───── DATA SHOWN

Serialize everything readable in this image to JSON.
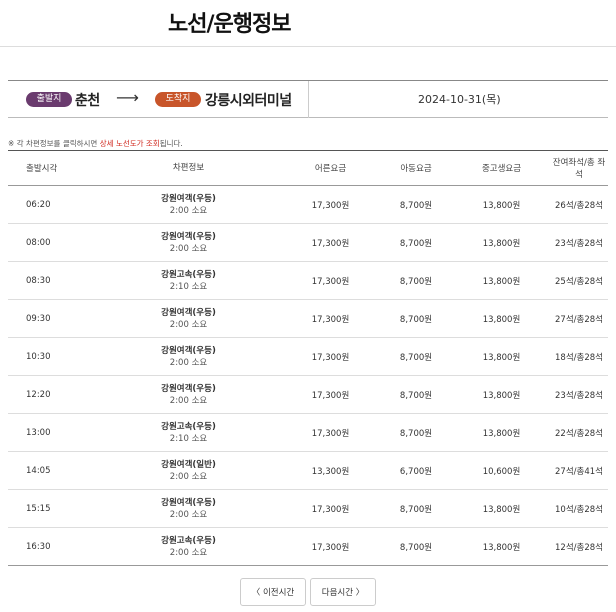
{
  "page": {
    "title": "노선/운행정보"
  },
  "route": {
    "departure_badge": "출발지",
    "departure_city": "춘천",
    "arrow": "⟶",
    "arrival_badge": "도착지",
    "arrival_city": "강릉시외터미널",
    "date": "2024-10-31(목)"
  },
  "notice": {
    "prefix": "※ 각 차편정보를 클릭하시면 ",
    "highlight": "상세 노선도가 조회",
    "suffix": "됩니다."
  },
  "table": {
    "headers": [
      "출발시각",
      "차편정보",
      "어른요금",
      "아동요금",
      "중고생요금",
      "잔여좌석/총 좌석"
    ],
    "rows": [
      {
        "time": "06:20",
        "grade": "강원여객(우등)",
        "duration": "2:00 소요",
        "adult": "17,300원",
        "child": "8,700원",
        "teen": "13,800원",
        "seats": "26석/총28석"
      },
      {
        "time": "08:00",
        "grade": "강원여객(우등)",
        "duration": "2:00 소요",
        "adult": "17,300원",
        "child": "8,700원",
        "teen": "13,800원",
        "seats": "23석/총28석"
      },
      {
        "time": "08:30",
        "grade": "강원고속(우등)",
        "duration": "2:10 소요",
        "adult": "17,300원",
        "child": "8,700원",
        "teen": "13,800원",
        "seats": "25석/총28석"
      },
      {
        "time": "09:30",
        "grade": "강원여객(우등)",
        "duration": "2:00 소요",
        "adult": "17,300원",
        "child": "8,700원",
        "teen": "13,800원",
        "seats": "27석/총28석"
      },
      {
        "time": "10:30",
        "grade": "강원여객(우등)",
        "duration": "2:00 소요",
        "adult": "17,300원",
        "child": "8,700원",
        "teen": "13,800원",
        "seats": "18석/총28석"
      },
      {
        "time": "12:20",
        "grade": "강원여객(우등)",
        "duration": "2:00 소요",
        "adult": "17,300원",
        "child": "8,700원",
        "teen": "13,800원",
        "seats": "23석/총28석"
      },
      {
        "time": "13:00",
        "grade": "강원고속(우등)",
        "duration": "2:10 소요",
        "adult": "17,300원",
        "child": "8,700원",
        "teen": "13,800원",
        "seats": "22석/총28석"
      },
      {
        "time": "14:05",
        "grade": "강원여객(일반)",
        "duration": "2:00 소요",
        "adult": "13,300원",
        "child": "6,700원",
        "teen": "10,600원",
        "seats": "27석/총41석"
      },
      {
        "time": "15:15",
        "grade": "강원여객(우등)",
        "duration": "2:00 소요",
        "adult": "17,300원",
        "child": "8,700원",
        "teen": "13,800원",
        "seats": "10석/총28석"
      },
      {
        "time": "16:30",
        "grade": "강원고속(우등)",
        "duration": "2:00 소요",
        "adult": "17,300원",
        "child": "8,700원",
        "teen": "13,800원",
        "seats": "12석/총28석"
      }
    ]
  },
  "pager": {
    "prev_label": "〈  이전시간",
    "next_label": "다음시간  〉"
  }
}
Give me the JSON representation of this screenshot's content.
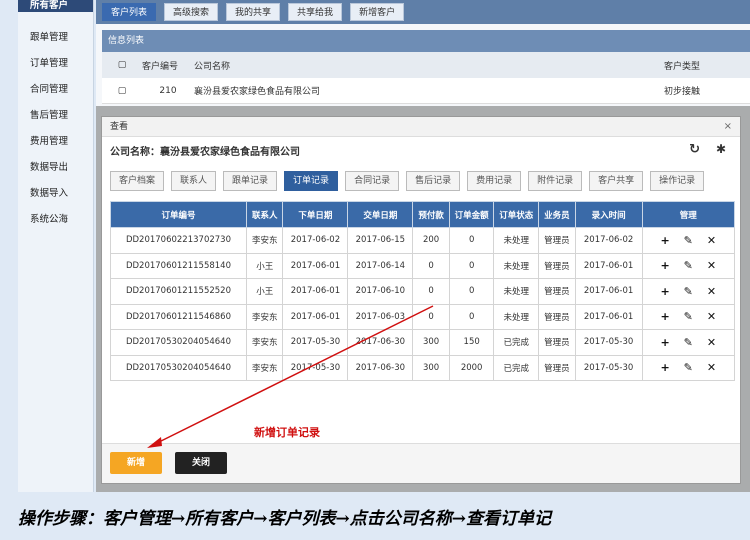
{
  "sidebar": {
    "items": [
      {
        "label": "所有客户"
      },
      {
        "label": "跟单管理"
      },
      {
        "label": "订单管理"
      },
      {
        "label": "合同管理"
      },
      {
        "label": "售后管理"
      },
      {
        "label": "费用管理"
      },
      {
        "label": "数据导出"
      },
      {
        "label": "数据导入"
      },
      {
        "label": "系统公海"
      }
    ]
  },
  "bg": {
    "tabs": [
      "客户列表",
      "高级搜索",
      "我的共享",
      "共享给我",
      "新增客户"
    ],
    "info_title": "信息列表",
    "headers": [
      "客户编号",
      "公司名称",
      "客户类型"
    ],
    "row": {
      "id": "210",
      "company": "襄汾县爱农家绿色食品有限公司",
      "type": "初步接触"
    }
  },
  "modal": {
    "title": "查看",
    "close": "×",
    "company_label": "公司名称：襄汾县爱农家绿色食品有限公司",
    "tabs": [
      "客户档案",
      "联系人",
      "跟单记录",
      "订单记录",
      "合同记录",
      "售后记录",
      "费用记录",
      "附件记录",
      "客户共享",
      "操作记录"
    ],
    "active_tab": 3,
    "columns": [
      "订单编号",
      "联系人",
      "下单日期",
      "交单日期",
      "预付款",
      "订单金额",
      "订单状态",
      "业务员",
      "录入时间",
      "管理"
    ],
    "rows": [
      [
        "DD20170602213702730",
        "李安东",
        "2017-06-02",
        "2017-06-15",
        "200",
        "0",
        "未处理",
        "管理员",
        "2017-06-02"
      ],
      [
        "DD20170601211558140",
        "小王",
        "2017-06-01",
        "2017-06-14",
        "0",
        "0",
        "未处理",
        "管理员",
        "2017-06-01"
      ],
      [
        "DD20170601211552520",
        "小王",
        "2017-06-01",
        "2017-06-10",
        "0",
        "0",
        "未处理",
        "管理员",
        "2017-06-01"
      ],
      [
        "DD20170601211546860",
        "李安东",
        "2017-06-01",
        "2017-06-03",
        "0",
        "0",
        "未处理",
        "管理员",
        "2017-06-01"
      ],
      [
        "DD20170530204054640",
        "李安东",
        "2017-05-30",
        "2017-06-30",
        "300",
        "150",
        "已完成",
        "管理员",
        "2017-05-30"
      ],
      [
        "DD20170530204054640",
        "李安东",
        "2017-05-30",
        "2017-06-30",
        "300",
        "2000",
        "已完成",
        "管理员",
        "2017-05-30"
      ]
    ],
    "actions": [
      "+",
      "✎",
      "✕"
    ],
    "btn_new": "新增",
    "btn_close": "关闭"
  },
  "annotation": "新增订单记录",
  "bottom_note": "操作步骤：客户管理→所有客户→客户列表→点击公司名称→查看订单记",
  "colors": {
    "accent": "#2f5f9e",
    "new_button": "#f5a623",
    "annotation": "#d01010"
  }
}
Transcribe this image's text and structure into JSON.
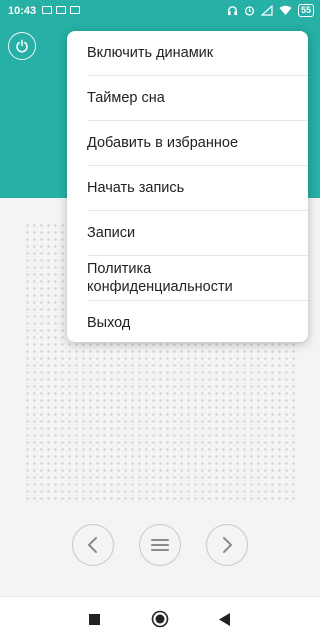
{
  "status_bar": {
    "time": "10:43",
    "battery": "55"
  },
  "menu": {
    "items": [
      {
        "label": "Включить динамик"
      },
      {
        "label": "Таймер сна"
      },
      {
        "label": "Добавить в избранное"
      },
      {
        "label": "Начать запись"
      },
      {
        "label": "Записи"
      },
      {
        "label": "Политика конфиденциальности"
      },
      {
        "label": "Выход"
      }
    ]
  },
  "icons": {
    "power": "power-icon",
    "prev": "chevron-left-icon",
    "list": "menu-lines-icon",
    "next": "chevron-right-icon",
    "home": "circle-home-icon",
    "recents": "square-recents-icon",
    "back": "triangle-back-icon"
  },
  "colors": {
    "accent": "#26b0a6",
    "background": "#f4f4f4"
  }
}
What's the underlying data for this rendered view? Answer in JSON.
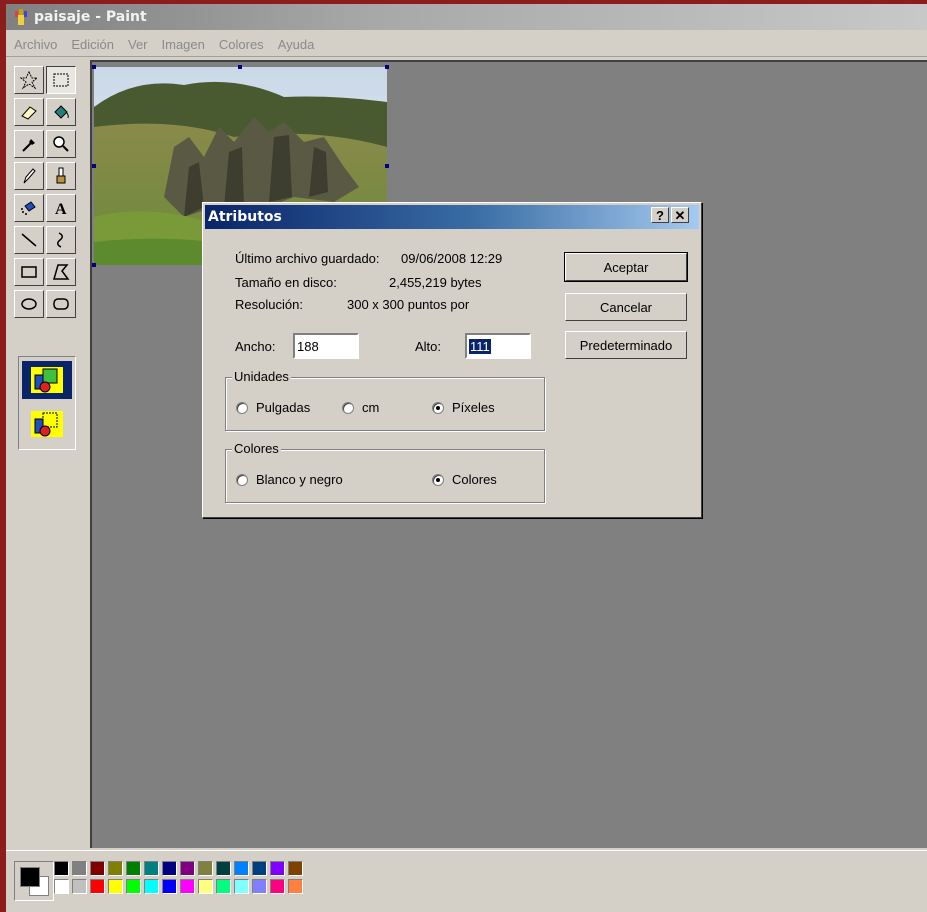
{
  "window": {
    "title": "paisaje - Paint",
    "icon": "paint-app-icon"
  },
  "menubar": {
    "items": [
      "Archivo",
      "Edición",
      "Ver",
      "Imagen",
      "Colores",
      "Ayuda"
    ]
  },
  "toolbox": {
    "tools": [
      "free-select",
      "rect-select",
      "eraser",
      "fill-bucket",
      "color-picker",
      "magnifier",
      "pencil",
      "brush",
      "airbrush",
      "text",
      "line",
      "curve",
      "rectangle",
      "polygon",
      "ellipse",
      "rounded-rectangle"
    ],
    "selected_tool": "rect-select"
  },
  "dialog": {
    "title": "Atributos",
    "help_label": "?",
    "close_label": "✕",
    "last_saved_label": "Último archivo guardado:",
    "last_saved_value": "09/06/2008 12:29",
    "size_label": "Tamaño en disco:",
    "size_value": "2,455,219 bytes",
    "resolution_label": "Resolución:",
    "resolution_value": "300 x 300 puntos por",
    "width_label": "Ancho:",
    "width_value": "188",
    "height_label": "Alto:",
    "height_value": "111",
    "units_group": "Unidades",
    "units_options": [
      "Pulgadas",
      "cm",
      "Píxeles"
    ],
    "units_selected": "Píxeles",
    "colors_group": "Colores",
    "colors_options": [
      "Blanco y negro",
      "Colores"
    ],
    "colors_selected": "Colores",
    "buttons": {
      "ok": "Aceptar",
      "cancel": "Cancelar",
      "default": "Predeterminado"
    }
  },
  "palette": {
    "foreground": "#000000",
    "background": "#ffffff",
    "top_row": [
      "#000000",
      "#808080",
      "#800000",
      "#808000",
      "#008000",
      "#008080",
      "#000080",
      "#800080",
      "#808040",
      "#004040",
      "#0080ff",
      "#004080",
      "#8000ff",
      "#804000"
    ],
    "bottom_row": [
      "#ffffff",
      "#c0c0c0",
      "#ff0000",
      "#ffff00",
      "#00ff00",
      "#00ffff",
      "#0000ff",
      "#ff00ff",
      "#ffff80",
      "#00ff80",
      "#80ffff",
      "#8080ff",
      "#ff0080",
      "#ff8040"
    ]
  }
}
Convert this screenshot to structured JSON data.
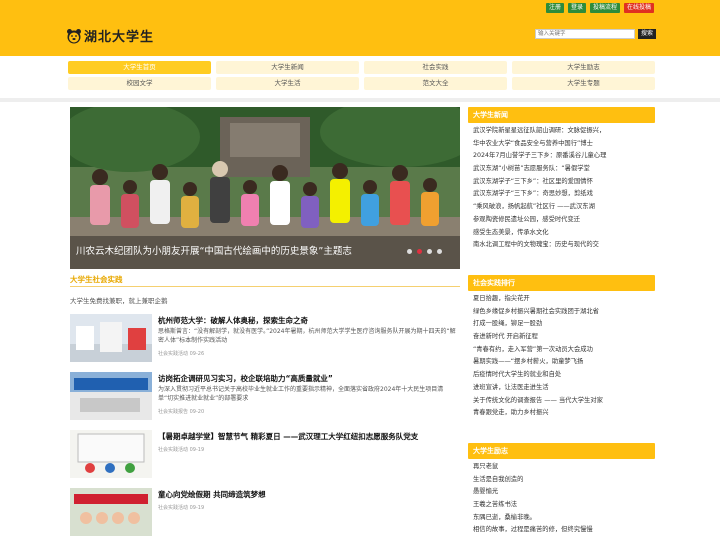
{
  "toplinks": [
    "注册",
    "登录",
    "投稿流程",
    "在线投稿"
  ],
  "logo": {
    "text": "湖北大学生"
  },
  "search": {
    "placeholder": "输入关键字",
    "button": "搜索"
  },
  "nav": [
    {
      "label": "大学生首页",
      "active": true
    },
    {
      "label": "大学生新闻"
    },
    {
      "label": "社会实践"
    },
    {
      "label": "大学生励志"
    },
    {
      "label": "校园文学"
    },
    {
      "label": "大学生活"
    },
    {
      "label": "范文大全"
    },
    {
      "label": "大学生专题"
    }
  ],
  "banner": {
    "caption": "川农云木纪团队为小朋友开展“中国古代绘画中的历史景象”主题志",
    "slide_count": 4,
    "active_slide": 2
  },
  "section": {
    "title": "大学生社会实践",
    "desc": "大学生免费找兼职，就上兼职企鹅"
  },
  "articles": [
    {
      "title": "杭州师范大学：破解人体奥秘，探索生命之奇",
      "desc": "思格斯曾言：“没有解剖学，就没有医学。”2024年暑期，杭州师范大学学生医疗咨询服务队开展为期十四天的“解密人体”标本制作实践活动",
      "meta": "社会实践活动 09-26"
    },
    {
      "title": "访岗拓企调研见习实习，校企联培助力“高质量就业”",
      "desc": "为深入贯彻习近平总书记关于高校毕业生就业工作的重要指示精神，全面落实省政府2024年十大民生项目清单“切实推进就业就业”的部署要求",
      "meta": "社会实践报告 09-20"
    },
    {
      "title": "【暑期卓越学堂】智慧节气 精彩夏日 ——武汉理工大学红纽扣志愿服务队党支",
      "desc": "",
      "meta": "社会实践活动 09-19"
    },
    {
      "title": "童心向党绘假期 共同缔造筑梦想",
      "desc": "",
      "meta": "社会实践活动 09-19"
    }
  ],
  "panels": [
    {
      "title": "大学生新闻",
      "items": [
        "武汉学院新星星远征队韶山调研：文脉促振兴，",
        "华中农业大学“食品安全与营养中国行”博士",
        "2024年7月山誉学子三下乡：原番溪谷儿童心理",
        "武汉东湖“小树苗”志愿服务队：“暑假学堂",
        "武汉东湖学子“三下乡”：社区里的爱国情怀",
        "武汉东湖学子“三下乡”：奇思妙想，剪纸戏",
        "“乘风破浪，扬帆起航”社区行 ——武汉东湖",
        "参观陶瓷修民遗址公园，感受时代变迁",
        "感受生态美景，传承水文化",
        "南水北调工程中的文物瑰宝：历史与现代的交"
      ]
    },
    {
      "title": "社会实践排行",
      "items": [
        "夏日拾趣，指尖花开",
        "绿色乡缘促乡村振兴暑期社会实践团于湖北省",
        "打成一股绳，铆足一股劲",
        "奋进新时代 开启新征程",
        "“青春有约，走入军营”第一次动员大会成功",
        "暑期实践——“摆乡村薪火，助童梦飞扬",
        "后疫情时代大学生的就业和自处",
        "进班宣讲，让法医走进生活",
        "关于传统文化的调查报告 —— 当代大学生对家",
        "青春跟党走，助力乡村振兴"
      ]
    },
    {
      "title": "大学生励志",
      "items": [
        "再只老鼠",
        "生活是自我创造的",
        "愚婴愉光",
        "王羲之苦练书法",
        "东隅已逝，桑榆非晚。",
        "相信的故事，过程是痛苦的修，但终究慢慢"
      ]
    }
  ]
}
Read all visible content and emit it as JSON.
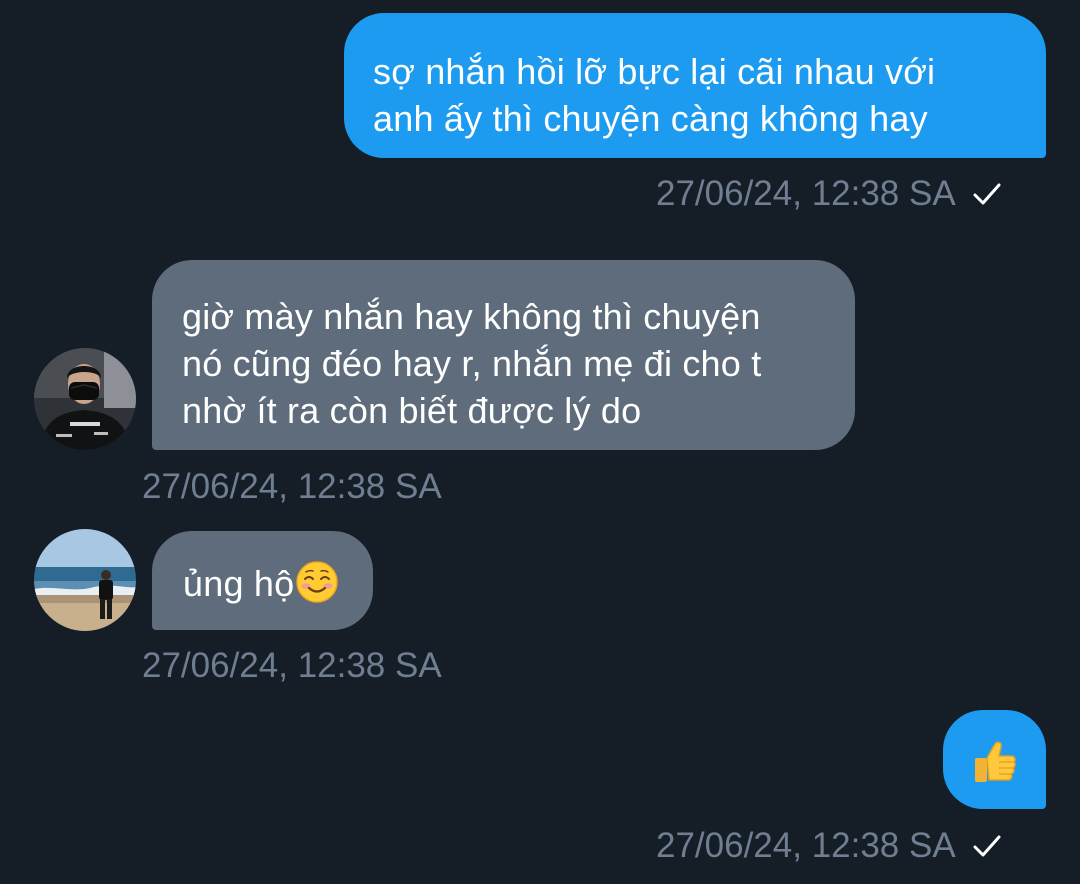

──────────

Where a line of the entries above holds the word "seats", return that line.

        "seats": "26석/총28석"
        "seats": "23석/총28석"
        "seats": "25석/총28석"
        "seats": "27석/총28석"
        "seats": "18석/총28석"
        "seats": "23석/총28석"
        "seats": "22석/총28석"
        "seats": "27석/총41석"
        "seats": "10석/총28석"
        "seats": "12석/총28석"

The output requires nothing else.